Napthens - April 8th 2021

The Employment Appeal Tribunal (EAT) has recently heard the case of McTear Contracts Ltd v Bennett & ors which substantially revises how TUPE will apply under domestic law with regards to service provision changes when those services are fragmented.

A principle was established by the European Court of Justice in ISS Facility Services NV v Govaerts that under the Acquired Rights Directive when there is a business transfer to multiple transferees and the business is being split up, the affect of TUPE would be to transfer the employment of those employees to each of those multiple transferees in the proportion of which they perform their duties..

There was an outstanding issue following this decision as it was unclear whether the principle decided in Govaerts also applied to a service provision change transfer under Regulation 3(1)(B) of TUPE. This point was considered in McTear Contracts Ltd v Bennett & ors which was heard by the EAT.

Facts - McTear Contracts Ltd v Bennett & ors

A client local authority re-tendered a contract for the replacement of kitchens throughout its social housing. This work was previously carried out by a single contractor who had two dedicated teams of employees who undertook the work. Following the re-tender activity, the contract was awarded to two new contractors on a geographical basis.

It was accepted that there has been a service provision change, but there was a dispute surrounding the allocation of the transferor’s employees to the two new contractors.


Despite there being no requirement to apply Govaerts to the domestic service provision change under regulation 3(1)(B) of TUPE, the tribunal held it would be undesirable for there to be a difference in the approach to the transfer of employment under Regulation 4, according to whether the relevant transfer was a business transfer under Regulation 3(1)(a), or a service provision change under reg 3(1)(b).

As a result of this decision, employees who are assigned to an undertaking that becomes fragmented upon transfer can be transferred to multiple transferees under English law.

There are some exceptions to the principle which are:

  • dual vicarious liability is still permitted in the case of alleged negligence by the employee. This means that more than one employer can be found liable for the negligent act of an employee upon fragmented transfer, dependant on the facts of each case in turn. This will contribute to the risk of cases being brought against multiple employers where an employee has been negligent.
  • employees cannot have two ‘masters’ for the same work; however this does not prevent the employee from having different employers on different jobs.


This decision will require a change in the approach for cases where an outgoing service provider is replaced by multiple parties and will trigger consideration as to whether an employee’s contract should be divided between multiple transferees.

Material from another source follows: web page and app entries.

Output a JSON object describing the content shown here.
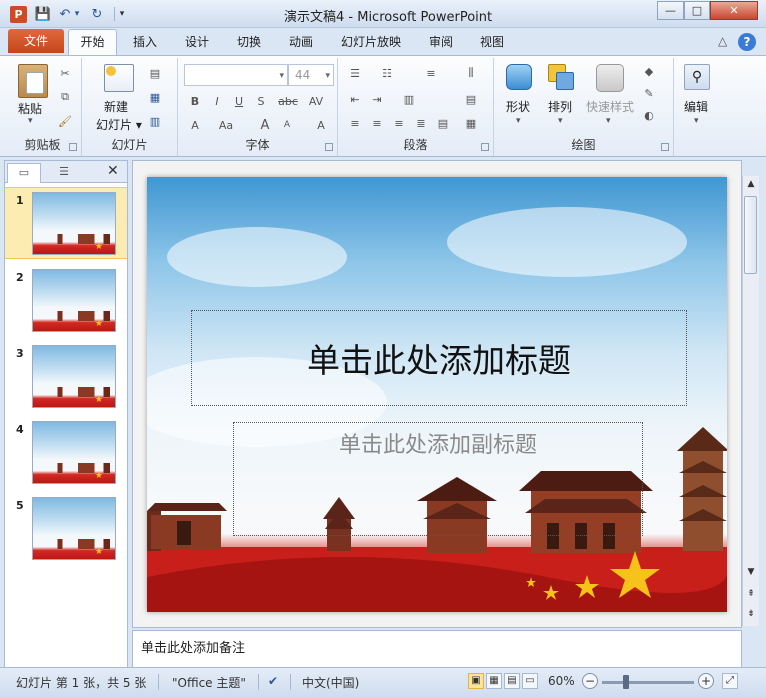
{
  "window": {
    "app_letter": "P",
    "title": "演示文稿4 - Microsoft PowerPoint",
    "min": "—",
    "max": "□",
    "close": "✕"
  },
  "qat": {
    "save": "💾",
    "undo": "↶",
    "undo_arrow": "▾",
    "redo": "↻",
    "customize": "▾"
  },
  "tabs": {
    "file": "文件",
    "items": [
      "开始",
      "插入",
      "设计",
      "切换",
      "动画",
      "幻灯片放映",
      "审阅",
      "视图"
    ],
    "help": "?",
    "minimize": "△"
  },
  "ribbon": {
    "clipboard": {
      "label": "剪贴板",
      "paste": "粘贴",
      "paste_arrow": "▾"
    },
    "slides": {
      "label": "幻灯片",
      "new_slide": "新建",
      "new_slide_2": "幻灯片 ▾"
    },
    "font": {
      "label": "字体",
      "font_name": "",
      "font_size": "44",
      "bold": "B",
      "italic": "I",
      "underline": "U",
      "shadow": "S",
      "strike": "abc",
      "spacing": "AV",
      "font_color": "A",
      "change_case": "Aa",
      "grow": "A",
      "shrink": "A",
      "clear": "A"
    },
    "paragraph": {
      "label": "段落"
    },
    "drawing": {
      "label": "绘图",
      "shapes": "形状",
      "arrange": "排列",
      "quick_styles": "快速样式",
      "shapes_arrow": "▾",
      "arrange_arrow": "▾",
      "quick_arrow": "▾"
    },
    "editing": {
      "label": "编辑",
      "arrow": "▾"
    }
  },
  "panel": {
    "tab_slides": "▭",
    "tab_outline": "☰",
    "close": "✕",
    "slide_numbers": [
      "1",
      "2",
      "3",
      "4",
      "5"
    ]
  },
  "slide": {
    "title_placeholder": "单击此处添加标题",
    "subtitle_placeholder": "单击此处添加副标题"
  },
  "notes": {
    "placeholder": "单击此处添加备注"
  },
  "status": {
    "slide_info": "幻灯片 第 1 张，共 5 张",
    "theme": "\"Office 主题\"",
    "language": "中文(中国)",
    "zoom": "60%",
    "zoom_minus": "−",
    "zoom_plus": "+"
  }
}
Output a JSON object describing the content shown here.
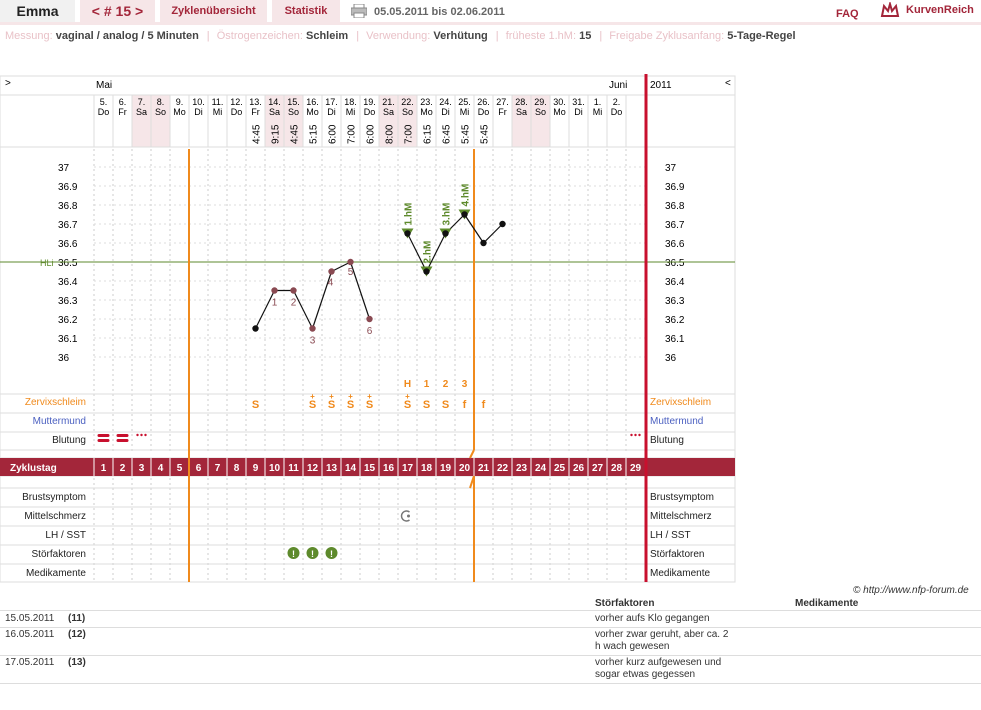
{
  "header": {
    "name": "Emma",
    "cycle_label": "< # 15 >",
    "tab_overview": "Zyklenübersicht",
    "tab_stats": "Statistik",
    "date_range": "05.05.2011 bis 02.06.2011",
    "faq": "FAQ",
    "brand": "KurvenReich"
  },
  "info": {
    "messung_label": "Messung:",
    "messung_value": "vaginal / analog / 5 Minuten",
    "oestrogen_label": "Östrogenzeichen:",
    "oestrogen_value": "Schleim",
    "verwendung_label": "Verwendung:",
    "verwendung_value": "Verhütung",
    "hm_label": "früheste 1.hM:",
    "hm_value": "15",
    "freigabe_label": "Freigabe Zyklusanfang:",
    "freigabe_value": "5-Tage-Regel"
  },
  "nav": {
    "left": ">",
    "right": "<",
    "month_may": "Mai",
    "month_june": "Juni",
    "year": "2011"
  },
  "days": [
    {
      "d": "5.",
      "w": "Do",
      "t": "",
      "we": false
    },
    {
      "d": "6.",
      "w": "Fr",
      "t": "",
      "we": false
    },
    {
      "d": "7.",
      "w": "Sa",
      "t": "",
      "we": true
    },
    {
      "d": "8.",
      "w": "So",
      "t": "",
      "we": true
    },
    {
      "d": "9.",
      "w": "Mo",
      "t": "",
      "we": false
    },
    {
      "d": "10.",
      "w": "Di",
      "t": "",
      "we": false
    },
    {
      "d": "11.",
      "w": "Mi",
      "t": "",
      "we": false
    },
    {
      "d": "12.",
      "w": "Do",
      "t": "",
      "we": false
    },
    {
      "d": "13.",
      "w": "Fr",
      "t": "4:45",
      "we": false
    },
    {
      "d": "14.",
      "w": "Sa",
      "t": "9:15",
      "we": true
    },
    {
      "d": "15.",
      "w": "So",
      "t": "4:45",
      "we": true
    },
    {
      "d": "16.",
      "w": "Mo",
      "t": "5:15",
      "we": false
    },
    {
      "d": "17.",
      "w": "Di",
      "t": "6:00",
      "we": false
    },
    {
      "d": "18.",
      "w": "Mi",
      "t": "7:00",
      "we": false
    },
    {
      "d": "19.",
      "w": "Do",
      "t": "6:00",
      "we": false
    },
    {
      "d": "21.",
      "w": "Sa",
      "t": "8:00",
      "we": true
    },
    {
      "d": "22.",
      "w": "So",
      "t": "7:00",
      "we": true
    },
    {
      "d": "23.",
      "w": "Mo",
      "t": "6:15",
      "we": false
    },
    {
      "d": "24.",
      "w": "Di",
      "t": "6:45",
      "we": false
    },
    {
      "d": "25.",
      "w": "Mi",
      "t": "5:45",
      "we": false
    },
    {
      "d": "26.",
      "w": "Do",
      "t": "5:45",
      "we": false
    },
    {
      "d": "27.",
      "w": "Fr",
      "t": "",
      "we": false
    },
    {
      "d": "28.",
      "w": "Sa",
      "t": "",
      "we": true
    },
    {
      "d": "29.",
      "w": "So",
      "t": "",
      "we": true
    },
    {
      "d": "30.",
      "w": "Mo",
      "t": "",
      "we": false
    },
    {
      "d": "31.",
      "w": "Di",
      "t": "",
      "we": false
    },
    {
      "d": "1.",
      "w": "Mi",
      "t": "",
      "we": false
    },
    {
      "d": "2.",
      "w": "Do",
      "t": "",
      "we": false
    }
  ],
  "chart_data": {
    "type": "line",
    "y_ticks": [
      "37",
      "36.9",
      "36.8",
      "36.7",
      "36.6",
      "36.5",
      "36.4",
      "36.3",
      "36.2",
      "36.1",
      "36"
    ],
    "ylim": [
      36.0,
      37.0
    ],
    "hili_label": "HLi",
    "hili_value": 36.5,
    "points": [
      {
        "day": 9,
        "y": 36.15,
        "label": ""
      },
      {
        "day": 10,
        "y": 36.35,
        "label": "1"
      },
      {
        "day": 11,
        "y": 36.35,
        "label": "2"
      },
      {
        "day": 12,
        "y": 36.15,
        "label": "3"
      },
      {
        "day": 13,
        "y": 36.45,
        "label": "4"
      },
      {
        "day": 14,
        "y": 36.5,
        "label": "5"
      },
      {
        "day": 15,
        "y": 36.2,
        "label": "6"
      },
      {
        "day": 17,
        "y": 36.65,
        "label": ""
      },
      {
        "day": 18,
        "y": 36.45,
        "label": ""
      },
      {
        "day": 19,
        "y": 36.65,
        "label": ""
      },
      {
        "day": 20,
        "y": 36.75,
        "label": ""
      },
      {
        "day": 21,
        "y": 36.6,
        "label": ""
      },
      {
        "day": 22,
        "y": 36.7,
        "label": ""
      }
    ],
    "hm": [
      {
        "day": 17,
        "y": 36.65,
        "label": "1.hM"
      },
      {
        "day": 18,
        "y": 36.45,
        "label": "2.hM"
      },
      {
        "day": 19,
        "y": 36.65,
        "label": "3.hM"
      },
      {
        "day": 20,
        "y": 36.75,
        "label": "4.hM"
      }
    ],
    "peak_labels": [
      {
        "day": 17,
        "text": "H"
      },
      {
        "day": 18,
        "text": "1"
      },
      {
        "day": 19,
        "text": "2"
      },
      {
        "day": 20,
        "text": "3"
      }
    ],
    "mucus": [
      {
        "day": 9,
        "text": "S",
        "plus": false
      },
      {
        "day": 12,
        "text": "S",
        "plus": true
      },
      {
        "day": 13,
        "text": "S",
        "plus": true
      },
      {
        "day": 14,
        "text": "S",
        "plus": true
      },
      {
        "day": 15,
        "text": "S",
        "plus": true
      },
      {
        "day": 17,
        "text": "S",
        "plus": true
      },
      {
        "day": 18,
        "text": "S",
        "plus": false
      },
      {
        "day": 19,
        "text": "S",
        "plus": false
      },
      {
        "day": 20,
        "text": "f",
        "plus": false
      },
      {
        "day": 21,
        "text": "f",
        "plus": false
      }
    ],
    "bleeding": [
      {
        "day": 1,
        "kind": "heavy"
      },
      {
        "day": 2,
        "kind": "heavy"
      },
      {
        "day": 3,
        "kind": "spot"
      },
      {
        "day": 29,
        "kind": "spot"
      }
    ],
    "stoer_days": [
      11,
      12,
      13
    ],
    "mittelschmerz_day": 17,
    "orange_lines": [
      5.5,
      20.5
    ]
  },
  "rows": {
    "zervix": "Zervixschleim",
    "muttermund": "Muttermund",
    "blutung": "Blutung",
    "zyklustag": "Zyklustag",
    "brust": "Brustsymptom",
    "mittel": "Mittelschmerz",
    "lh": "LH / SST",
    "stoer": "Störfaktoren",
    "medi": "Medikamente"
  },
  "cycle_days": [
    "1",
    "2",
    "3",
    "4",
    "5",
    "6",
    "7",
    "8",
    "9",
    "10",
    "11",
    "12",
    "13",
    "14",
    "15",
    "16",
    "17",
    "18",
    "19",
    "20",
    "21",
    "22",
    "23",
    "24",
    "25",
    "26",
    "27",
    "28",
    "29"
  ],
  "stoer_icon": "exclamation-icon",
  "mittel_icon": "pain-icon",
  "copyright": "© http://www.nfp-forum.de",
  "notes": {
    "col_stoer": "Störfaktoren",
    "col_medi": "Medikamente",
    "items": [
      {
        "date": "15.05.2011",
        "day": "(11)",
        "text1": "vorher aufs Klo gegangen",
        "text2": ""
      },
      {
        "date": "16.05.2011",
        "day": "(12)",
        "text1": "vorher zwar geruht, aber ca. 2",
        "text2": "h wach gewesen"
      },
      {
        "date": "17.05.2011",
        "day": "(13)",
        "text1": "vorher kurz aufgewesen und",
        "text2": "sogar etwas gegessen"
      }
    ]
  },
  "colors": {
    "accent": "#a3263a",
    "tab_bg": "#f6e6e8",
    "orange": "#f08a1c",
    "green": "#5e8a2c",
    "blue": "#4a5fc0"
  }
}
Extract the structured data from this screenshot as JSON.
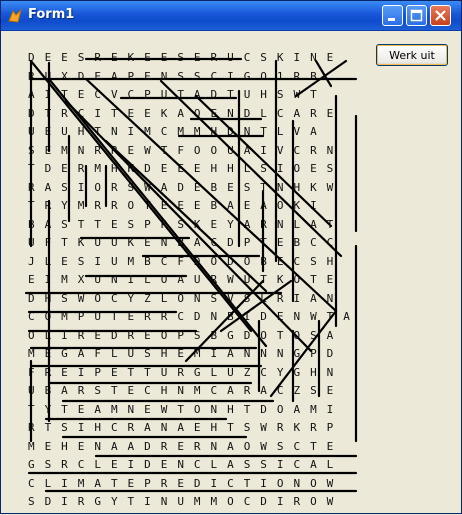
{
  "window": {
    "title": "Form1"
  },
  "titlebar_icons": [
    "app-icon",
    "minimize-icon",
    "maximize-icon",
    "close-icon"
  ],
  "toolbar": {
    "solve_label": "Werk uit"
  },
  "grid": {
    "rows": [
      "DEESREKEESERUCSKINE",
      "RUXDEAPENSSCIGO1RB",
      "AITECVCPUTADTUHSWT",
      "DTRCITEEKAOENDLCARE",
      "UEUHTNIMCMMHDNTLVA",
      "SEMNRREWTFOOUAIVCRN",
      "TDERMHKDEEEHHLSIOES",
      "RASIORSWADEBESTNHKW",
      "TRYMRROTEEEBAEAOKI",
      "BASTTESPRSKEYARNLAT",
      "UFTKUUKENBACDPTEBCC",
      "JLESIUMBCFDODOBECSH",
      "EIMXUNILOAURWUTKOTE",
      "DHSWOCYZLONSVSLRIAN",
      "COMPUTERRCDNBIDENWTA",
      "OLIREDREOPSBGDOTOSA",
      "MEGAFLUSHEMIANNNGPD",
      "FREIPETTURGLUZCYGHN",
      "UBARSTECHNMCARACZSE",
      "TYTEAMNEWTONHTDOAMI",
      "RTSIHCRANAEHTSWRKRP",
      "MEHENAADRERNAOWSCTE",
      "GSRCLEIDENCLASSICAL",
      "CLIMATEPREDICTIONOW",
      "SDIRGYTINUMMOCDIROW"
    ]
  }
}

As a result, this principle could cause real difficulty for the party’s as there does not appear to be a method to determine how the employees should be divided between transferee’s and nor is there guidance for how liabilities will be split across different transferees. Furthermore, there is a real risk that the division of contracts of employment could adversely impact on employee’s working conditions and their rights, giving rise to automatically unfair dismissal issues. Employers should tread carefully and fully consider their position based on the circumstances in which they find themselves.